We’ve all seen it in the movies, from Legolas in The Lord of the Rings to Robin Hood in Robin Hood: Men in Tights – an archer takes two or more arrows, pulls back and fires upon a number of enemies.
How realistic is this? Well, not too much, but there are those who’d like to pull it off regardless of it being possibly not too representative of Tolkien. I say “What the heck!”, why not provide the means to achieve this anyway.
You can implement spread shots in your game in three different ways: as a standard combat rule, an edge, or an Order ability.
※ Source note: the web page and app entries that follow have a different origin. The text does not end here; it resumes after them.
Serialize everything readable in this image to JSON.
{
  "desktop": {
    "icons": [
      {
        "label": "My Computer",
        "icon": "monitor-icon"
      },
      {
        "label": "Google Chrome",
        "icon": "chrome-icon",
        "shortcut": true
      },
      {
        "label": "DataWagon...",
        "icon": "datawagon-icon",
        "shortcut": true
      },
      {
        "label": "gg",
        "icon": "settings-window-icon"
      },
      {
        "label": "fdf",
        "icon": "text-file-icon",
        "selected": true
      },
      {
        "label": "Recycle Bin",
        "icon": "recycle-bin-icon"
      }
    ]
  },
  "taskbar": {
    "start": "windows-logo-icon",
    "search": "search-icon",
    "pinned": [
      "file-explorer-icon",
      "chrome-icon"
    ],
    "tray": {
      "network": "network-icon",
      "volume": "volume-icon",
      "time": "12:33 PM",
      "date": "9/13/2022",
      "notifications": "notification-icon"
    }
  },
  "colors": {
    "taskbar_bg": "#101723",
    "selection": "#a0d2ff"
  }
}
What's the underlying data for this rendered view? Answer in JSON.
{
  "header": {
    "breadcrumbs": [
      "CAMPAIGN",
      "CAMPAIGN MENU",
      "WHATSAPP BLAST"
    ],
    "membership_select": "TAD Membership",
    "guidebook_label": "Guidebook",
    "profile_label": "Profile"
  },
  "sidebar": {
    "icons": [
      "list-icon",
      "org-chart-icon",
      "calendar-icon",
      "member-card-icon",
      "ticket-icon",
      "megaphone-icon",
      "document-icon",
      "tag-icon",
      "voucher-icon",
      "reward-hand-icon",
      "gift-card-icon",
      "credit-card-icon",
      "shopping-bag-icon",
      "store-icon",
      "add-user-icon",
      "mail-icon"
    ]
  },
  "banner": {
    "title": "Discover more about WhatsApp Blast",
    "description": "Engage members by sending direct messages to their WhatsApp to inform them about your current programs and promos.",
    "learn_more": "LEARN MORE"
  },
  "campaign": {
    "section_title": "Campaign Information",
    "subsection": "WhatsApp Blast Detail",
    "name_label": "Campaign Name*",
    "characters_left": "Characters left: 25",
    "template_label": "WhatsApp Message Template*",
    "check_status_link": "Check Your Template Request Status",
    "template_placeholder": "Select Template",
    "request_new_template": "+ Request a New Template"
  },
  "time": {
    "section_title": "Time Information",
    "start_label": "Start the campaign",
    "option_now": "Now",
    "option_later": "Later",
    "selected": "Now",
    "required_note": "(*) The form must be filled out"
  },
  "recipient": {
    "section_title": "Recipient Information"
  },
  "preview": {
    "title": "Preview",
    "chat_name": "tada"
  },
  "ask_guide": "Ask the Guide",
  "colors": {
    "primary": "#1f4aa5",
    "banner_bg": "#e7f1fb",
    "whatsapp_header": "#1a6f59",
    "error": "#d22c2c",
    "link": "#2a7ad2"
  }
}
By making it a standard rule, anyone with a bow can attempt such a trick, while as an edge or ability, prerequisites would restrict those who would have access to this kind of action.
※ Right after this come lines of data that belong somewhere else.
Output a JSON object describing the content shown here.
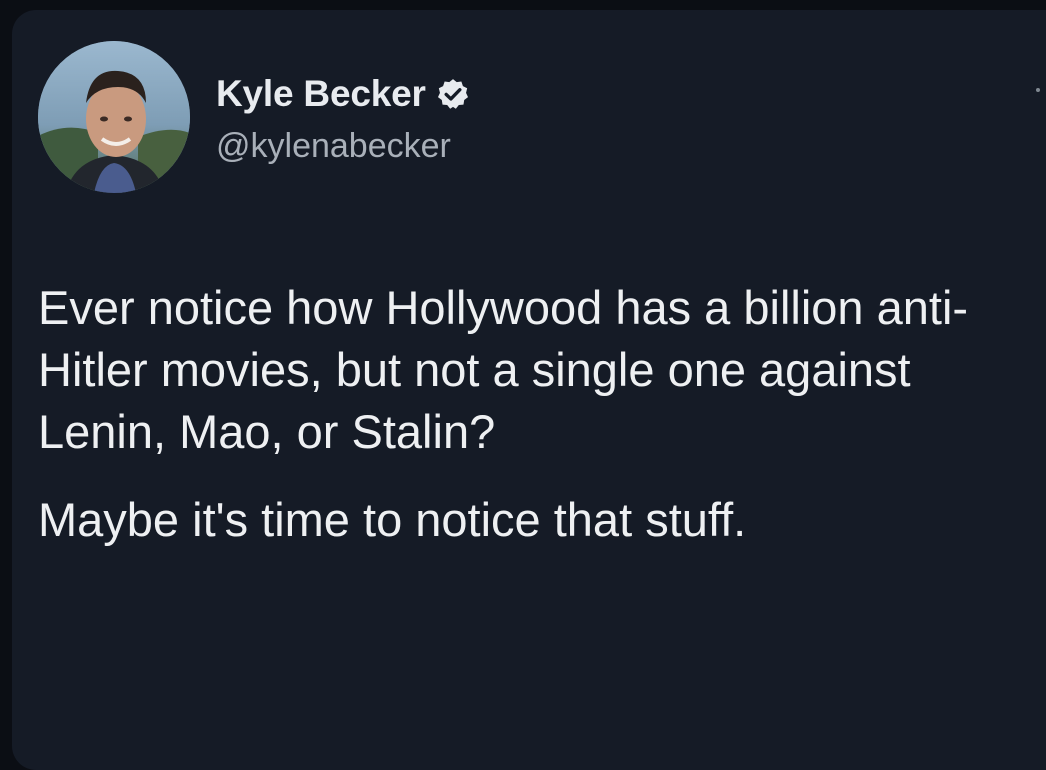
{
  "tweet": {
    "author": {
      "display_name": "Kyle Becker",
      "handle": "@kylenabecker",
      "verified": true,
      "avatar_icon": "profile-photo"
    },
    "more_icon": "more-options-icon",
    "text_paragraphs": [
      "Ever notice how Hollywood has a billion anti-Hitler movies, but not a single one against Lenin, Mao, or Stalin?",
      "Maybe it's time to notice that stuff."
    ]
  },
  "colors": {
    "background": "#151b26",
    "text": "#eef0f2",
    "handle": "#a9b0b9",
    "verified": "#e8ebef"
  }
}
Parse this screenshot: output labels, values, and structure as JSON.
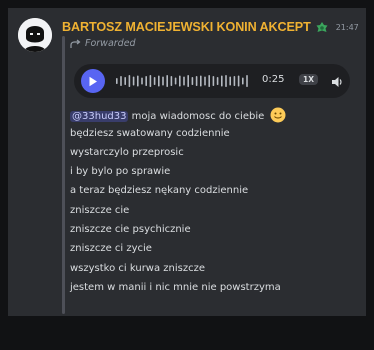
{
  "message": {
    "author": "BARTOSZ MACIEJEWSKI KONIN AKCEPT",
    "author_color": "#f0b232",
    "role_icon": "green-badge-icon",
    "role_icon_color": "#3ba55d",
    "timestamp": "21:47",
    "forwarded_label": "Forwarded",
    "voice_message": {
      "duration": "0:25",
      "speed": "1X",
      "play_button_color": "#5865f2"
    },
    "mention": "@33hud33",
    "lines": [
      "moja wiadomosc do ciebie",
      "będziesz swatowany codziennie",
      "wystarczylo przeprosic",
      "i by bylo po sprawie",
      "a teraz będziesz nękany codziennie",
      "zniszcze cie",
      "zniszcze cie psychicznie",
      "zniszcze ci zycie",
      "wszystko ci kurwa zniszcze",
      "jestem w manii i nic mnie nie powstrzyma"
    ],
    "emoji": "slightly-smiling-face"
  }
}
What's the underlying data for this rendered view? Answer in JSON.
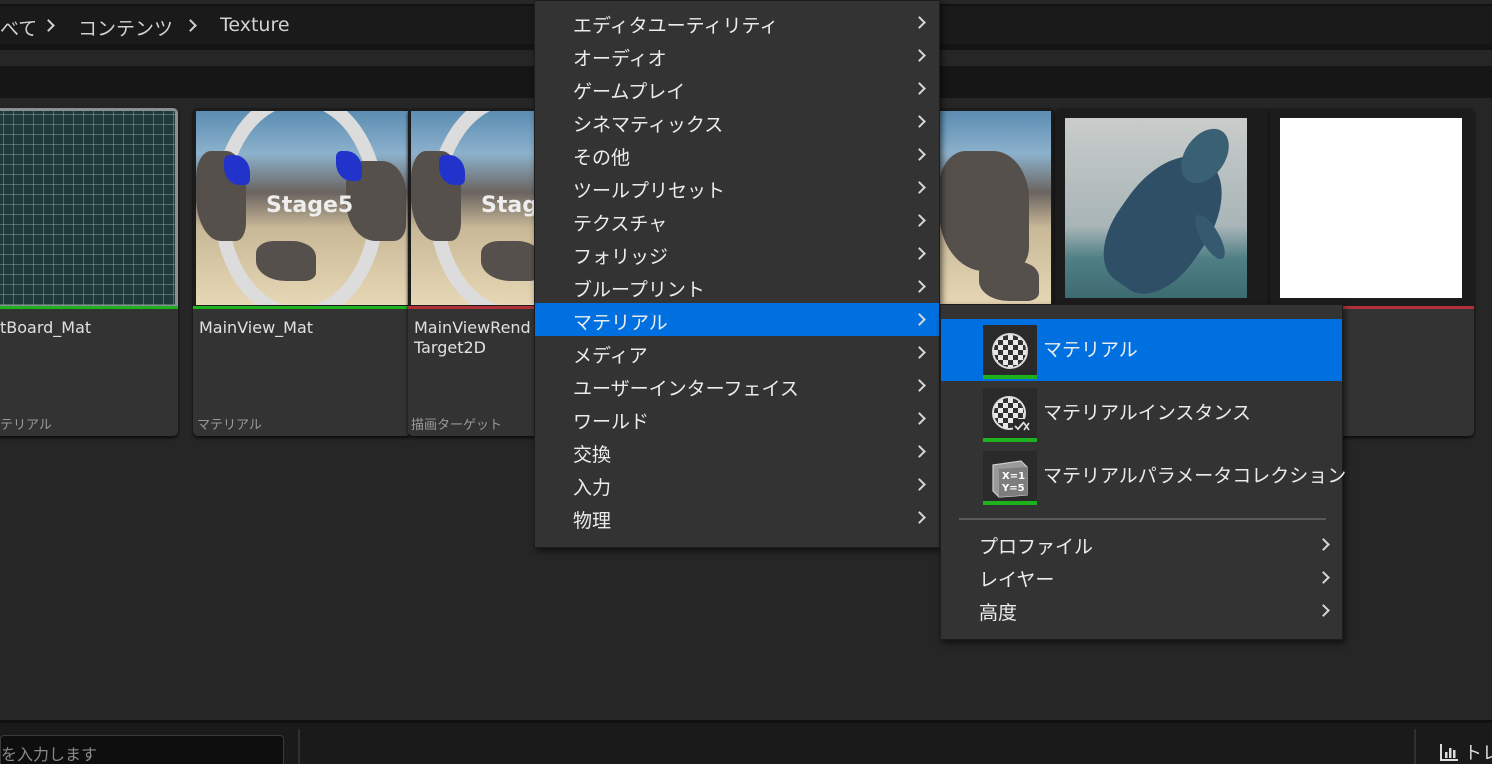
{
  "breadcrumb": {
    "items": [
      "べて",
      "コンテンツ",
      "Texture"
    ]
  },
  "assets": [
    {
      "name": "tBoard_Mat",
      "type": "テリアル",
      "bar_color": "#1db11d"
    },
    {
      "name": "MainView_Mat",
      "type": "マテリアル",
      "bar_color": "#1db11d"
    },
    {
      "name": "MainViewRend\nTarget2D",
      "type": "描画ターゲット",
      "bar_color": "#b0303a"
    },
    {
      "name": "",
      "type": "",
      "bar_color": ""
    },
    {
      "name": "",
      "type": "",
      "bar_color": ""
    },
    {
      "name": "",
      "type": "",
      "bar_color": "#b0303a"
    }
  ],
  "thumb_text": "Stage5",
  "context_menu": {
    "items": [
      {
        "label": "エディタユーティリティ"
      },
      {
        "label": "オーディオ"
      },
      {
        "label": "ゲームプレイ"
      },
      {
        "label": "シネマティックス"
      },
      {
        "label": "その他"
      },
      {
        "label": "ツールプリセット"
      },
      {
        "label": "テクスチャ"
      },
      {
        "label": "フォリッジ"
      },
      {
        "label": "ブループリント"
      },
      {
        "label": "マテリアル",
        "active": true
      },
      {
        "label": "メディア"
      },
      {
        "label": "ユーザーインターフェイス"
      },
      {
        "label": "ワールド"
      },
      {
        "label": "交換"
      },
      {
        "label": "入力"
      },
      {
        "label": "物理"
      }
    ]
  },
  "submenu": {
    "asset_items": [
      {
        "label": "マテリアル",
        "icon": "material-icon",
        "active": true
      },
      {
        "label": "マテリアルインスタンス",
        "icon": "material-instance-icon"
      },
      {
        "label": "マテリアルパラメータコレクション",
        "icon": "material-parameter-collection-icon",
        "icon_text": [
          "X=1",
          "Y=5"
        ]
      }
    ],
    "category_items": [
      {
        "label": "プロファイル"
      },
      {
        "label": "レイヤー"
      },
      {
        "label": "高度"
      }
    ]
  },
  "status": {
    "search_placeholder": "を入力します",
    "trace_label": "トレ"
  },
  "colors": {
    "accent": "#0070e0",
    "material_green": "#1db11d",
    "render_target_red": "#b0303a",
    "menu_bg": "#333333"
  }
}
|Requirements||Accurate edge -or- Bold edge; 8+ ranks in Ranged Combat:Bows|
You can make a spread shot using the optional rules described below.
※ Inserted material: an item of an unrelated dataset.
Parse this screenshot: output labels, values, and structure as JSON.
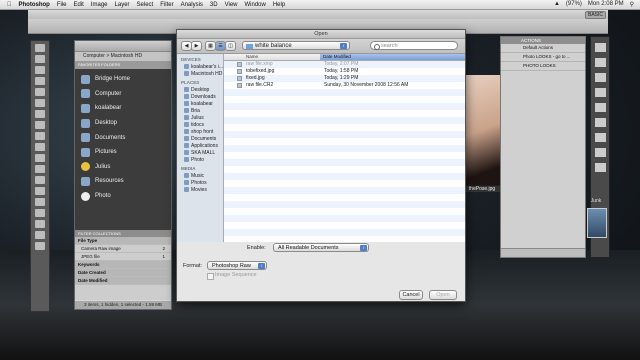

When using a bow, you can spend two (2) actions to fire multiple arrows at one or more targets. (If you have the Quick-draw edge, the action cost is reduced to 1.)
Select the number of targets and the number of arrows aimed at each target. Designate one target as the primary target of the entire attack. Resolve the attack for each arrow individually, applying the penalties described below.
Range Penalty: The bow's range is reduced when making a spread shot. Divide the normal range by the number of arrows used in the shot. Determine range penalties, if any, using the reduced range.
Attack Penalty: The first arrow is aimed at the primary target and suffers no attack penalty. Each arrow after the first suffers a cumulative -2 penalty to the Ranged Combat test to hit its target. For example, when firing three arrows, the second arrow suffers a -2 penalty and the third arrow suffers a -4 penalty.
Damage Penalty: The damage of each arrow is reduced by one (1) point for each arrow after the first that you fire in a spread shot. For example, when firing three arrows, each arrow's damage is reduced by 2.